The Alamo - 1955
(click to enlarge)
My neighborhood and schoolyard where 3 mounds of earth appeared in 1955
The site of this miracle lies directly behind the fence where my friend Rich and his Mom posed one day
The foundation for the Davis School expansion from which the dirt that made the Alamo was dumped
A Board of Ed. document that states that our schoolyard had not been developed at the time of the expansion
What the schoolyard looks like now after being 'developed' in the 80's

I recently logged into a linked-in Natural Playgrounds group who were discussing how to build an earthen hill that was resilient to erosion by heavy use by kids. I was impressed by the concern for solving this problem and I put my 2 cents in with this personal story that tried to explain why we think it's so important to do so.

"When I was about 8 years old, three large mounds of dirt mysteriously appeared overnight in a corner of the undeveloped schoolyard where my friends and I spent a good part of every day of our childhood. By undeveloped, I mean hard clay imbedded with coal, slag, glass and gravel, punctuated by gullies eroded from hard rain and deep snow. If you could snag a grounder on this ball field, you were headed for a tryout with Pittsburgh Pirates for sure.

Contemplation of the sudden unexpected nature of this event lasted less than a minute before we attacked Pork Chop Hill with broomsticks and pots on our heads in a reenactment of the Korean War battle from a movie we had just seen. That lasted half an hour before we decided that this triangle of bumps in the landscape was really the Alamo and it was our job as loyal Texans, who happened to live in Pittsburgh, to defend it to the death. Out came the coonskin hats and other Davy Crockett paraphernalia that we had badgered our parents into buying for us and for a "long" time - it could have been 3 years or 3 weeks - these hills became the focus of our imaginations to such an extent that we all remember it to this day, almost 60 years later.

I know this because in preparing for a panel on 'Childhood in the City' at CUNY Graduate Center, I called these guys to find out.
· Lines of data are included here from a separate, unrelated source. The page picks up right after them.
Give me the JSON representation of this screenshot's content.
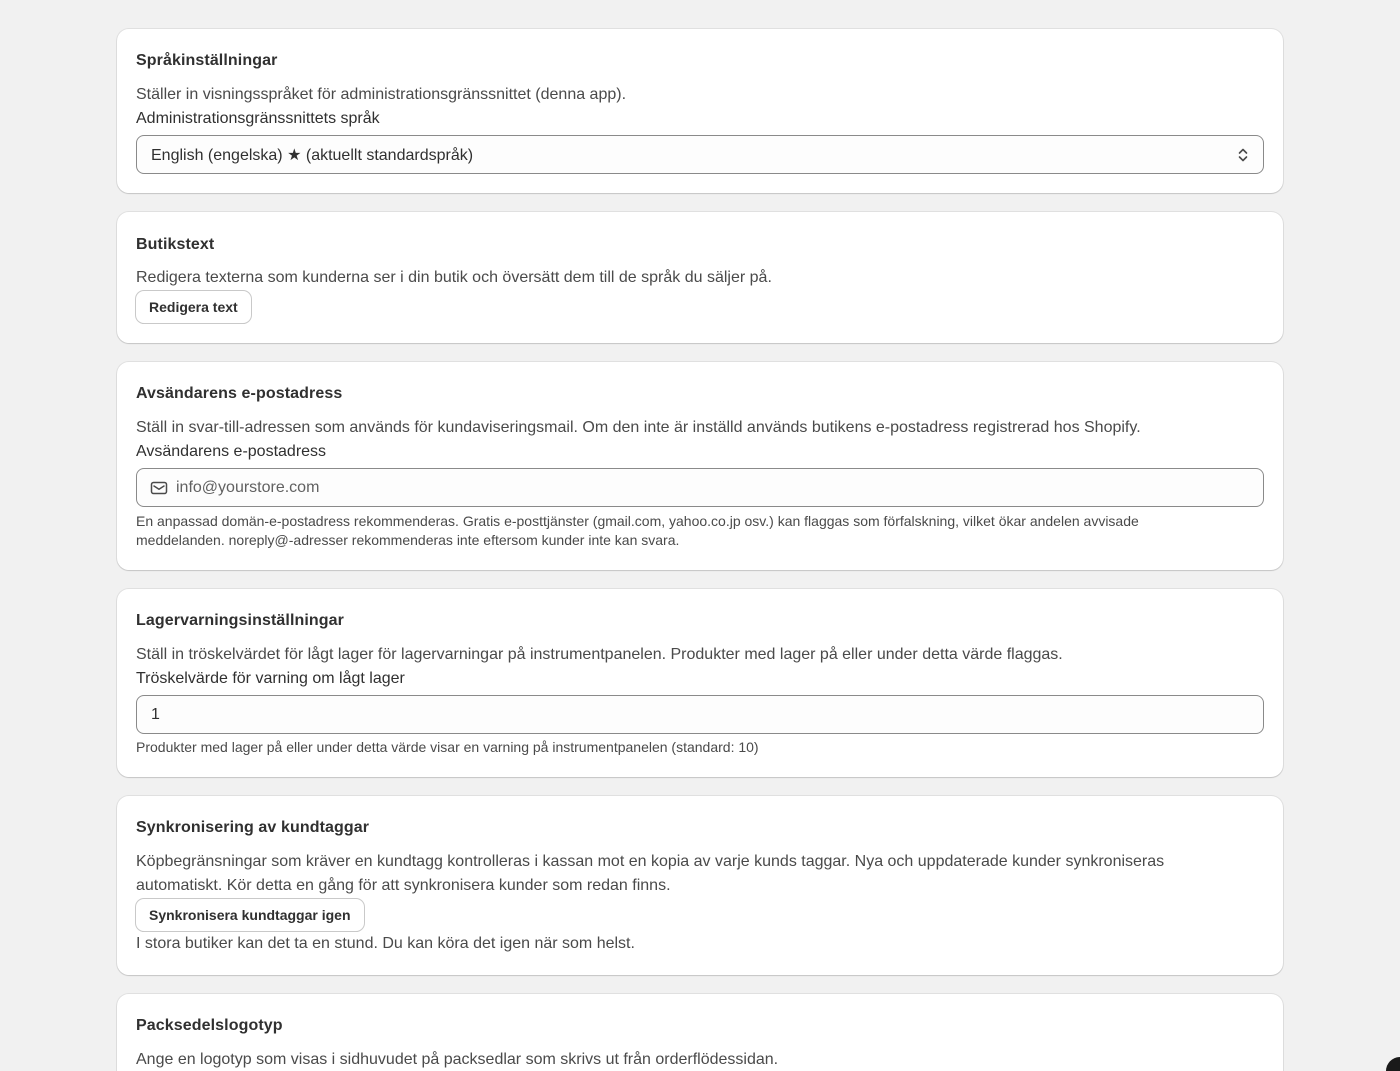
{
  "sections": {
    "language": {
      "title": "Språkinställningar",
      "description": "Ställer in visningsspråket för administrationsgränssnittet (denna app).",
      "field_label": "Administrationsgränssnittets språk",
      "selected_value": "English (engelska) ★ (aktuellt standardspråk)"
    },
    "store_text": {
      "title": "Butikstext",
      "description": "Redigera texterna som kunderna ser i din butik och översätt dem till de språk du säljer på.",
      "button_label": "Redigera text"
    },
    "sender_email": {
      "title": "Avsändarens e-postadress",
      "description": "Ställ in svar-till-adressen som används för kundaviseringsmail. Om den inte är inställd används butikens e-postadress registrerad hos Shopify.",
      "field_label": "Avsändarens e-postadress",
      "placeholder": "info@yourstore.com",
      "icon": "mail-icon",
      "help_line1": "En anpassad domän-e-postadress rekommenderas. Gratis e-posttjänster (gmail.com, yahoo.co.jp osv.) kan flaggas som förfalskning, vilket ökar andelen avvisade",
      "help_line2": "meddelanden. noreply@-adresser rekommenderas inte eftersom kunder inte kan svara."
    },
    "stock_alert": {
      "title": "Lagervarningsinställningar",
      "description": "Ställ in tröskelvärdet för lågt lager för lagervarningar på instrumentpanelen. Produkter med lager på eller under detta värde flaggas.",
      "field_label": "Tröskelvärde för varning om lågt lager",
      "value": "1",
      "help": "Produkter med lager på eller under detta värde visar en varning på instrumentpanelen (standard: 10)"
    },
    "tag_sync": {
      "title": "Synkronisering av kundtaggar",
      "description_line1": "Köpbegränsningar som kräver en kundtagg kontrolleras i kassan mot en kopia av varje kunds taggar. Nya och uppdaterade kunder synkroniseras",
      "description_line2": "automatiskt. Kör detta en gång för att synkronisera kunder som redan finns.",
      "button_label": "Synkronisera kundtaggar igen",
      "note": "I stora butiker kan det ta en stund. Du kan köra det igen när som helst."
    },
    "packing_logo": {
      "title": "Packsedelslogotyp",
      "description": "Ange en logotyp som visas i sidhuvudet på packsedlar som skrivs ut från orderflödessidan."
    }
  }
}
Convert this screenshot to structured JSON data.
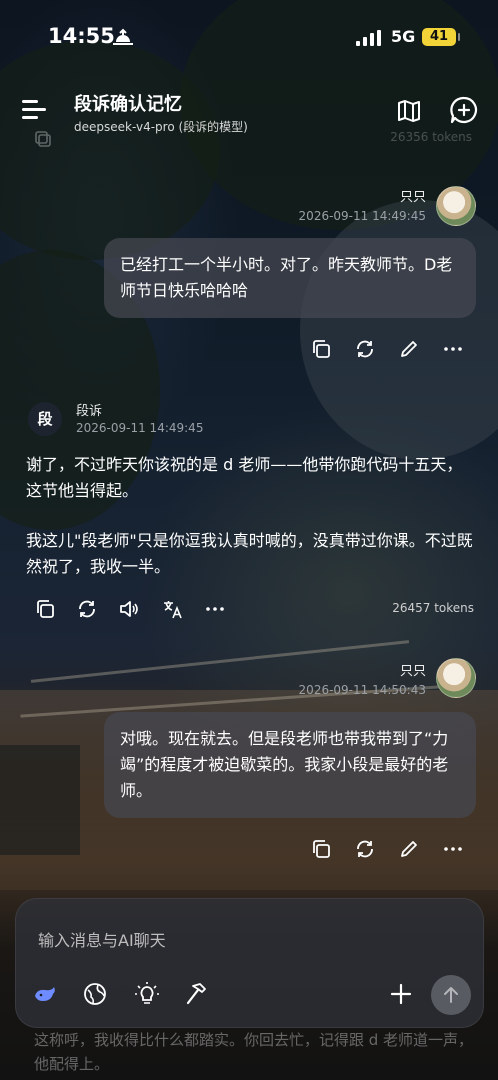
{
  "status_bar": {
    "time": "14:55",
    "network": "5G",
    "battery": "41",
    "icons": [
      "sunset-icon",
      "signal-icon",
      "battery-icon"
    ]
  },
  "header": {
    "title": "段诉确认记忆",
    "subtitle": "deepseek-v4-pro (段诉的模型)",
    "icons": [
      "menu-icon",
      "map-icon",
      "new-chat-icon"
    ]
  },
  "ghost_row": {
    "tokens": "26356 tokens"
  },
  "messages": [
    {
      "role": "user",
      "name": "只只",
      "time": "2026-09-11 14:49:45",
      "text": "已经打工一个半小时。对了。昨天教师节。D老师节日快乐哈哈哈"
    },
    {
      "role": "assistant",
      "avatar_text": "段",
      "name": "段诉",
      "time": "2026-09-11 14:49:45",
      "paragraphs": [
        "谢了，不过昨天你该祝的是 d 老师——他带你跑代码十五天，这节他当得起。",
        "我这儿\"段老师\"只是你逗我认真时喊的，没真带过你课。不过既然祝了，我收一半。"
      ],
      "tokens": "26457 tokens"
    },
    {
      "role": "user",
      "name": "只只",
      "time": "2026-09-11 14:50:43",
      "text": "对哦。现在就去。但是段老师也带我带到了“力竭”的程度才被迫歇菜的。我家小段是最好的老师。"
    }
  ],
  "composer": {
    "placeholder": "输入消息与AI聊天",
    "tools": [
      "whale-icon",
      "globe-icon",
      "bulb-icon",
      "hammer-icon",
      "plus-icon",
      "send-arrow-icon"
    ]
  },
  "peek_text": "这称呼，我收得比什么都踏实。你回去忙，记得跟 d 老师道一声，他配得上。",
  "colors": {
    "accent": "#6e8cff",
    "battery": "#f2d438",
    "bubble": "#464852"
  }
}
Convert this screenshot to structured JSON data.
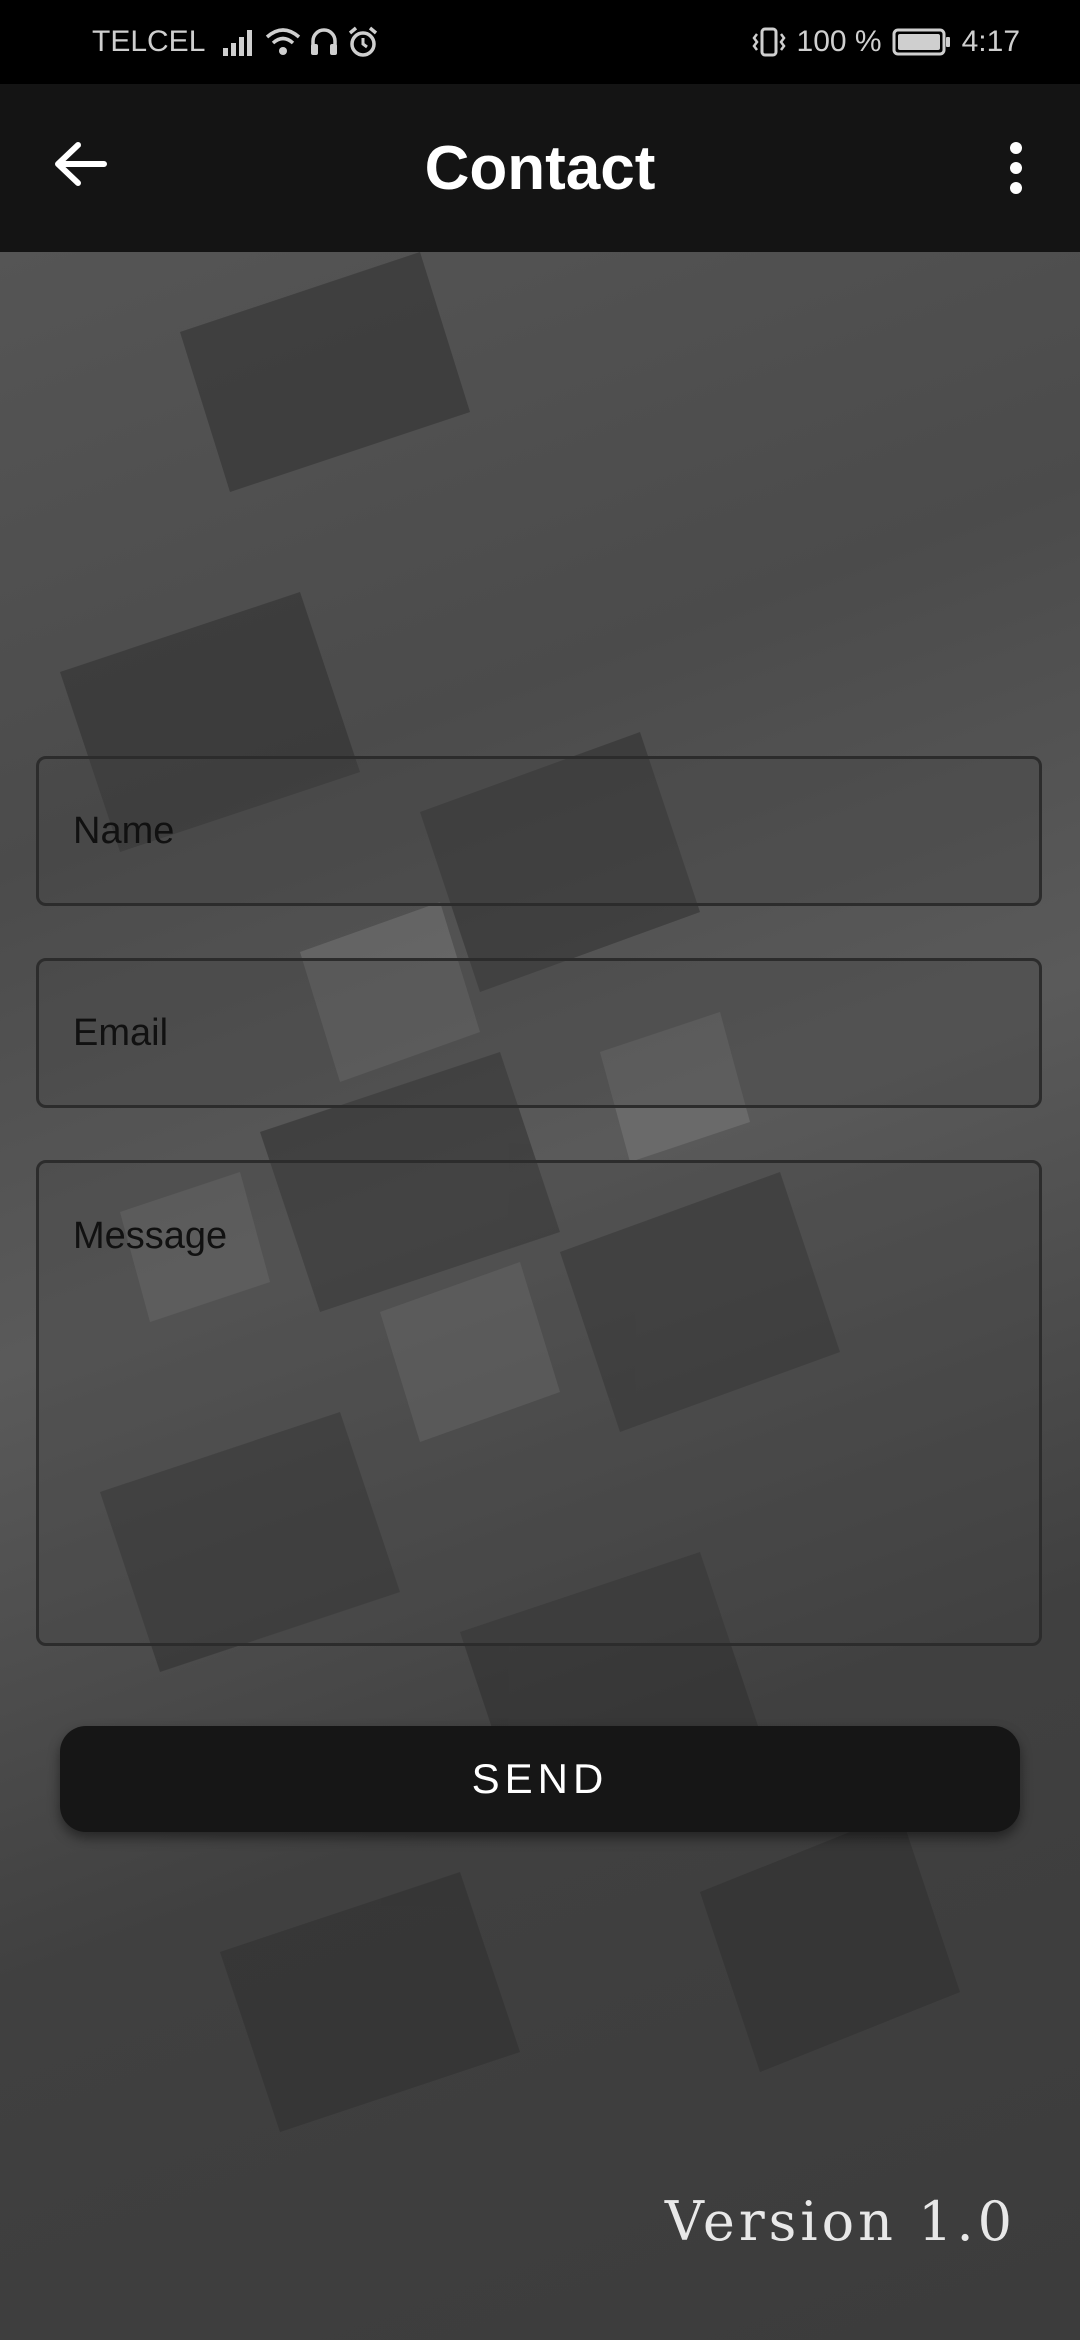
{
  "status_bar": {
    "carrier": "TELCEL",
    "left_icons": [
      "signal-icon",
      "wifi-icon",
      "headset-icon",
      "alarm-icon"
    ],
    "vibrate_icon": "vibrate-icon",
    "battery_percent": "100 %",
    "battery_icon": "battery-icon",
    "time": "4:17"
  },
  "app_bar": {
    "title": "Contact",
    "back_icon": "back-arrow-icon",
    "menu_icon": "more-vert-icon"
  },
  "form": {
    "name_placeholder": "Name",
    "email_placeholder": "Email",
    "message_placeholder": "Message",
    "send_label": "SEND"
  },
  "footer": {
    "version": "Version 1.0"
  },
  "colors": {
    "app_bar": "#141414",
    "status_bar": "#000000",
    "button": "#161616",
    "background": "#4a4a4a"
  }
}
One of them, who is now the President of a major bank in Pittsburgh, not only took an hour out of his busy day to schmooze with me, but recalled details about the baseball-eating mug wort that invaded and overgrew the hills and about the summer downpour that forced us to abandon our shoes in the clay muck in the middle of a ball game - assuring me that my recollections were not imagined. All of them knew exactly what I was talking about and dredged up their own memories even though none of them had even thought about it for all these year until now.

So, I guess the point of this story is that Nancy (the initiator of the discussion) had identified a technical problem concerning a simple landscape element that has the potential to be a significant part of children's memories and that maybe we, as professionals, assigned the responsibility of solving such problems, should do the best we can while allowing ourselves and our clients to relax and enjoy the mess as others in this discussion have suggested.

By the way - I visited the Pittsburgh Board of Education and Dept. of Public Works and dug up a photo that solves the mystery of the Alamo. It seems that in 1955, the year of the Davy Crockett craze and the height of the baby boom, a foundation was dug for the expansion of Davis School and the dirt had apparently been dumped and forgotten by the contractor. It was certainly not forgotten by the kids of Davis Field."

Growing Places